It would seem to be a reasonable corollary to the Apostle John’s affirmation that he knew no greater joy than to know that his children walk in the truth (III John 4) that there is likely no greater sorrow than to see one’s own children walk away from the church and the gospel of Jesus Christ. This is no mere intellectual question but cuts us to our hearts.
The question above suggests that there are two different but related questions in play. First, how ought we to look at such a son, and second, how should such a son relate to the rest of the family? It is both a blessing and a curse that we are not able to see into the hearts of others. It is a curse when such might offer us assurance, a blessing when such might lead us to doubt.
Our first bedrock principle we should not lose sight of is that all humans, outside of our Lord, sin while we live on this planet.

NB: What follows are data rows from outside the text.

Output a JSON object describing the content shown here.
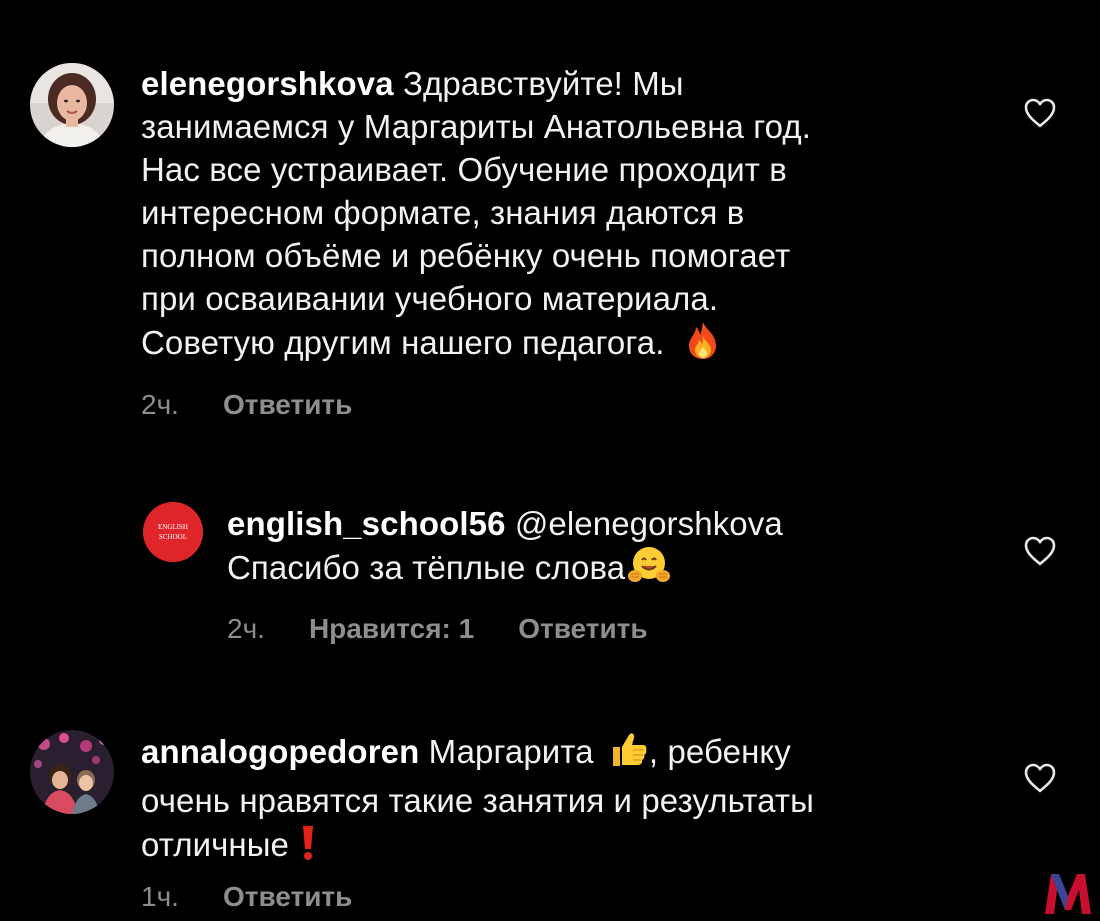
{
  "colors": {
    "background": "#000000",
    "text": "#f2f2f2",
    "meta": "#8e8e8e",
    "school_avatar": "#e0262b",
    "watermark": "#c8102e"
  },
  "comments": [
    {
      "username": "elenegorshkova",
      "text_lines": [
        "Здравствуйте! Мы",
        "занимаемся у Маргариты Анатольевна год.",
        "Нас все устраивает. Обучение проходит в",
        "интересном формате, знания даются в",
        "полном объёме и ребёнку очень помогает",
        "при осваивании учебного материала.",
        "Советую другим нашего педагога."
      ],
      "emoji": "fire-emoji",
      "time": "2ч.",
      "reply_label": "Ответить",
      "like_icon": "heart-outline-icon"
    },
    {
      "username": "english_school56",
      "mention": "@elenegorshkova",
      "text": "Спасибо за тёплые слова",
      "emoji": "hugging-face-emoji",
      "avatar_text_1": "ENGLISH",
      "avatar_text_2": "SCHOOL",
      "time": "2ч.",
      "likes_label": "Нравится: 1",
      "reply_label": "Ответить",
      "like_icon": "heart-outline-icon"
    },
    {
      "username": "annalogopedoren",
      "text_part_1": "Маргарита",
      "text_part_2": ", ребенку",
      "text_line_2": "очень нравятся такие занятия и результаты",
      "text_line_3": "отличные",
      "emoji_1": "thumbs-up-emoji",
      "emoji_2": "exclamation-emoji",
      "time": "1ч.",
      "reply_label": "Ответить",
      "like_icon": "heart-outline-icon"
    }
  ],
  "watermark": "M-logo"
}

Your son is indeed in dark and grievous sin. So to, however, was King David when he took Uriah’s wife and his life. David, remember, was called the friend of God.
That said, the second bedrock principle is that those who practice gross and heinous sin have every reason to doubt their salvation. “No one knows the heart of another” can become too soft a pillow that misses the plain teaching of Scripture on what we can know. Paul wrote to the Galatians, “Now the works of the flesh are evident: sexual immorality, impurity, sensuality, idolatry, sorcery, enmity, strife, jealousy, fits of anger, rivalries, dissensions, divisions, envy, drunkenness, orgies and things like these. I warn you, as I warned you before, that those who do such things will not inherit the kingdom of God” (5:19-21).
Then there is this third bedrock principle- reaching the conclusion that a person is not a believer is not the same things as reaching the conclusion that he or she will never be a believer. Your son may be like David, given over to this sin for a season. He may be like Saint Augustine, who was brought to faith only after a riotous youth. Or, he may not be among those chosen before the foundation of time. We just can’t know for certain.
How then ought your family to treat him? The more important question is how ought the church to treat him. When your son professed Christ he surely came under the authority of a local expression of the body of Christ, the church. The elders there vowed to watch out for your son’s soul, and so now have a duty to bring to bear the grace of church discipline in his life. He should be called before the elders to repent, to turn from his sin. If he refuses, he should be barred from the Lord’s Table and from the table of those who belong to the Lord. He should be excommunicated, disfellowshipped. He should, that is, no longer be welcome at your own table as well. Your relationship with him changes from one wherein you believed one another to be bound together in the bonds of Christ to now being mere relatives. Yes you can be polite to him. You can be cordial to him. You should let him know that your hearts are broken, that you love him and always will, but that having left the faith; he has left that which defines your family. Remind him of the story of the prodigal son, and let him know that your prayers will always be that God the Holy Spirit would bring him to himself, that you might feast once again with him. Let there be no bitterness and rancor. Let him instead see your broken hearts.